The rise of professional-quality user generated media


The launch of Blogger in August 1999 opened the door to anyone and everyone creating media. Since then platforms to share writing, photos, video and more have enabled an extraordinary volume of content to be made available to the world. The media world has at least doubled in size this decade, adding many new content formats to the existing professionally produced media on channels such as TV, radio, magazines, and newspapers.

Despite cries from many that all user generated content is crap, that’s not true. It’s just that most user generated content is crap, and a small proportion is outstanding. Anyone who has browsed through the best photos on Flickr, for example, will see some extraordinary images they never would have seen otherwise. The best industry blogs are certainly considered on a par with mainstream reporting and analysis.

There are now some compelling examples of businesses that are based on professional-quality submissions from their users. A great article in today’s San Francisco Chronicle titled Everywhere, JPG – magazines for the future describes how these glossy magazines are compiled from people submitting their travel stories and photos, with the promise of being paid $100 and a year’s subscription to the magazine if their contributions are published. The selections are in fact made by the readers by voting on the site.

I first came across JPG a couple of years ago, so it’s great to see that it is doing well, with a circulation of 35,000 (and massively lower costs than a traditional publisher), while Everywhere has a circulation of 50,000. Halsey Minor, who founded CNET and owns the magazines’ publisher 8020, says that this approach to magazine publishing requires a circulation of 20,000 to break even.
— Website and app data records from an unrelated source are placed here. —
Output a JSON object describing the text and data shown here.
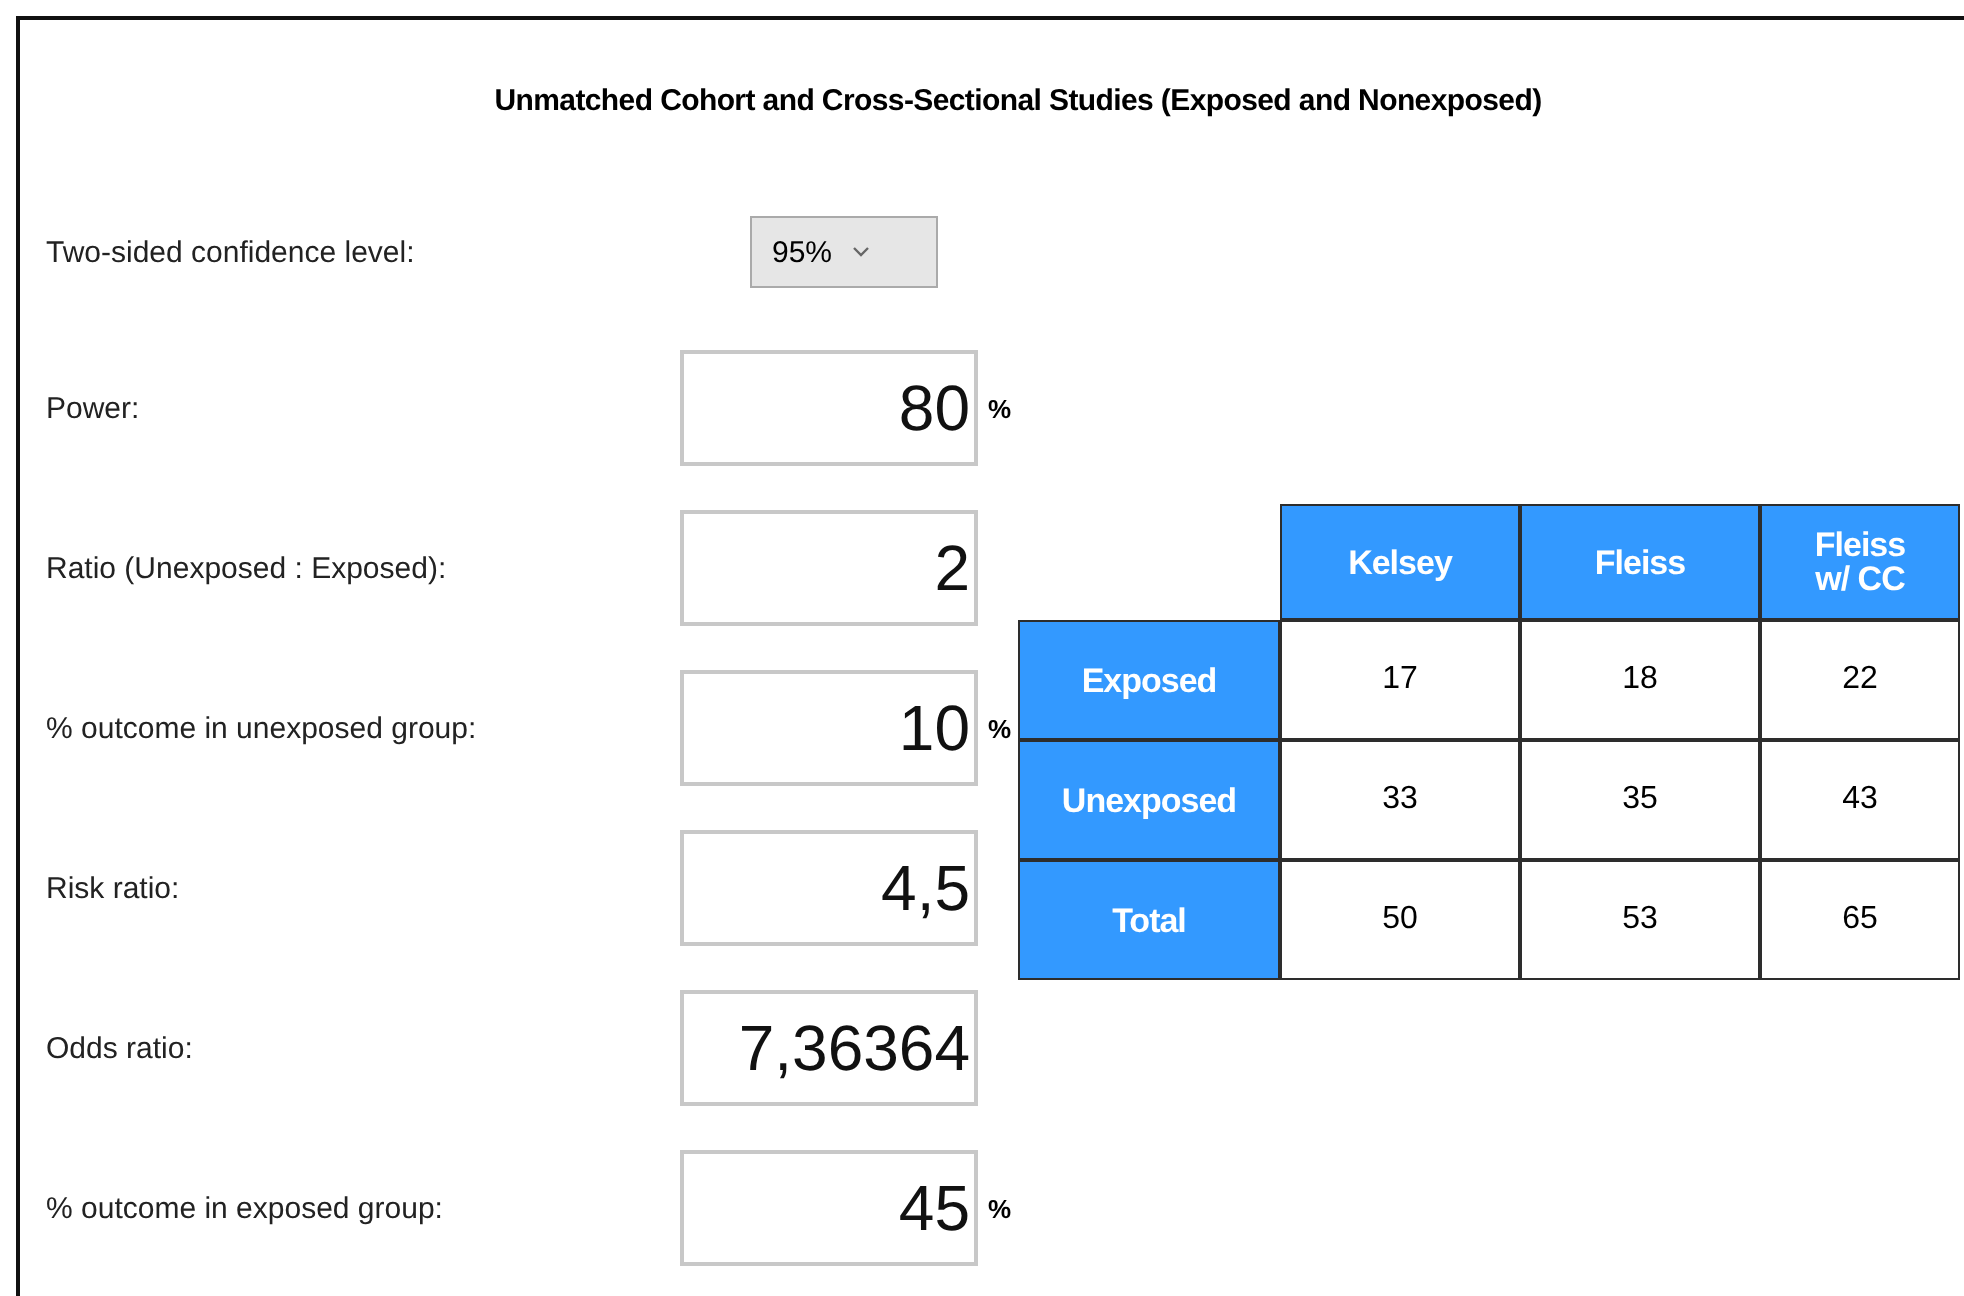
{
  "title": "Unmatched Cohort and Cross-Sectional Studies (Exposed and Nonexposed)",
  "confidence": {
    "label": "Two-sided confidence level:",
    "value": "95%"
  },
  "fields": [
    {
      "label": "Power:",
      "value": "80",
      "unit": "%"
    },
    {
      "label": "Ratio (Unexposed : Exposed):",
      "value": "2"
    },
    {
      "label": "% outcome in unexposed group:",
      "value": "10",
      "unit": "%"
    },
    {
      "label": "Risk ratio:",
      "value": "4,5"
    },
    {
      "label": "Odds ratio:",
      "value": "7,36364"
    },
    {
      "label": "% outcome in exposed group:",
      "value": "45",
      "unit": "%"
    }
  ],
  "table": {
    "columns": [
      "Kelsey",
      "Fleiss",
      "Fleiss\nw/ CC"
    ],
    "rows": [
      {
        "label": "Exposed",
        "values": [
          "17",
          "18",
          "22"
        ]
      },
      {
        "label": "Unexposed",
        "values": [
          "33",
          "35",
          "43"
        ]
      },
      {
        "label": "Total",
        "values": [
          "50",
          "53",
          "65"
        ]
      }
    ]
  }
}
Clearly true professionals – as in people who make a living from their work – won’t submit to these magazines, as it won’t pay the rent for them. However there is a layer of very talented people who make their living in other ways, who are thrilled to express their talents and have them appreciated by many. Money is subsidiary for them. In other cases, as explained in my Creative Career framework that appeared in my book Living Networks, people are using exposure to build a professional career. Since so many are happy to share their creations for no or little compensation, new business models become possible.
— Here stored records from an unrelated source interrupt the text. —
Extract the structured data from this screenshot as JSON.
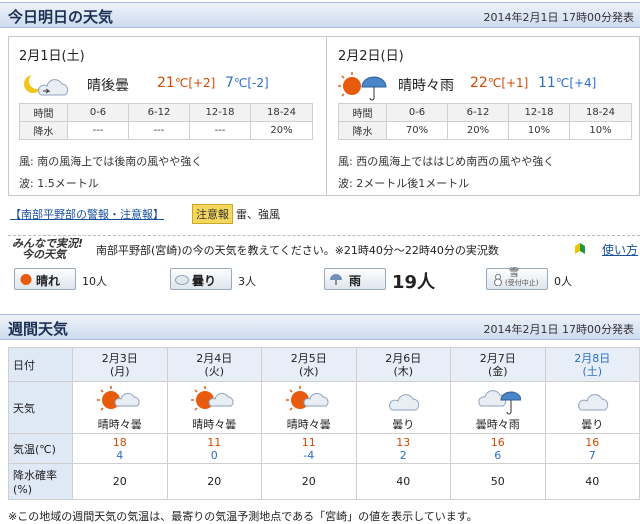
{
  "today": {
    "header_title": "今日明日の天気",
    "issued": "2014年2月1日 17時00分発表",
    "days": [
      {
        "date": "2月1日(土)",
        "weather": "晴後曇",
        "high": "21",
        "high_diff": "[+2]",
        "low": "7",
        "low_diff": "[-2]",
        "deg": "℃",
        "rain_headers": [
          "時間",
          "0-6",
          "6-12",
          "12-18",
          "18-24"
        ],
        "rain_label": "降水",
        "rain_values": [
          "---",
          "---",
          "---",
          "20%"
        ],
        "wind": "風: 南の風海上では後南の風やや強く",
        "wave": "波: 1.5メートル"
      },
      {
        "date": "2月2日(日)",
        "weather": "晴時々雨",
        "high": "22",
        "high_diff": "[+1]",
        "low": "11",
        "low_diff": "[+4]",
        "deg": "℃",
        "rain_headers": [
          "時間",
          "0-6",
          "6-12",
          "12-18",
          "18-24"
        ],
        "rain_label": "降水",
        "rain_values": [
          "70%",
          "20%",
          "10%",
          "10%"
        ],
        "wind": "風: 西の風海上でははじめ南西の風やや強く",
        "wave": "波: 2メートル後1メートル"
      }
    ]
  },
  "warning": {
    "link": "【南部平野部の警報・注意報】",
    "badge": "注意報",
    "text": "雷、強風"
  },
  "minna": {
    "logo_line1": "みんなで実況!",
    "logo_line2": "今の天気",
    "prompt": "南部平野部(宮崎)の今の天気を教えてください。※21時40分～22時40分の実況数",
    "help": "使い方",
    "votes": [
      {
        "label": "晴れ",
        "count": "10人"
      },
      {
        "label": "曇り",
        "count": "3人"
      },
      {
        "label": "雨",
        "count": "19人"
      },
      {
        "label": "雪",
        "sublabel": "(受付中止)",
        "count": "0人"
      }
    ]
  },
  "weekly": {
    "header_title": "週間天気",
    "issued": "2014年2月1日 17時00分発表",
    "row_labels": {
      "date": "日付",
      "weather": "天気",
      "temp": "気温(℃)",
      "pop": "降水確率(%)"
    },
    "days": [
      {
        "date": "2月3日",
        "dow": "(月)",
        "weather": "晴時々曇",
        "icon": "sun-cloud-icon",
        "high": "18",
        "low": "4",
        "pop": "20"
      },
      {
        "date": "2月4日",
        "dow": "(火)",
        "weather": "晴時々曇",
        "icon": "sun-cloud-icon",
        "high": "11",
        "low": "0",
        "pop": "20"
      },
      {
        "date": "2月5日",
        "dow": "(水)",
        "weather": "晴時々曇",
        "icon": "sun-cloud-icon",
        "high": "11",
        "low": "-4",
        "pop": "20"
      },
      {
        "date": "2月6日",
        "dow": "(木)",
        "weather": "曇り",
        "icon": "cloud-icon",
        "high": "13",
        "low": "2",
        "pop": "40"
      },
      {
        "date": "2月7日",
        "dow": "(金)",
        "weather": "曇時々雨",
        "icon": "cloud-rain-icon",
        "high": "16",
        "low": "6",
        "pop": "50"
      },
      {
        "date": "2月8日",
        "dow": "(土)",
        "weather": "曇り",
        "icon": "cloud-icon",
        "high": "16",
        "low": "7",
        "pop": "40"
      }
    ],
    "footnote": "※この地域の週間天気の気温は、最寄りの気温予測地点である「宮崎」の値を表示しています。"
  },
  "colors": {
    "high": "#d24a00",
    "low": "#2b6fc2",
    "link": "#1a4fa0",
    "header_bg": "#cddbee"
  }
}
The article also discusses how CNN’s iReport initiative, which for two years has been accepting user created images and videos, is more frequently using the sometimes very high-quality submissions on air. In fact 915 user submitted programs were aired last month. Of course CurrentTV, which I first wrote about in 2005, is still creating a high-quality 24/7 cable TV channel using entirely user generated programming. The model is similar to JPG and Everywhere in that users are paid just a little, but the video creators benefit from exposure and kudos, sometimes building a career from their early start.

Expect to see professional-quality user generated media to grow as a sector. It will never be massive, but it will be a significant part of the media landscape.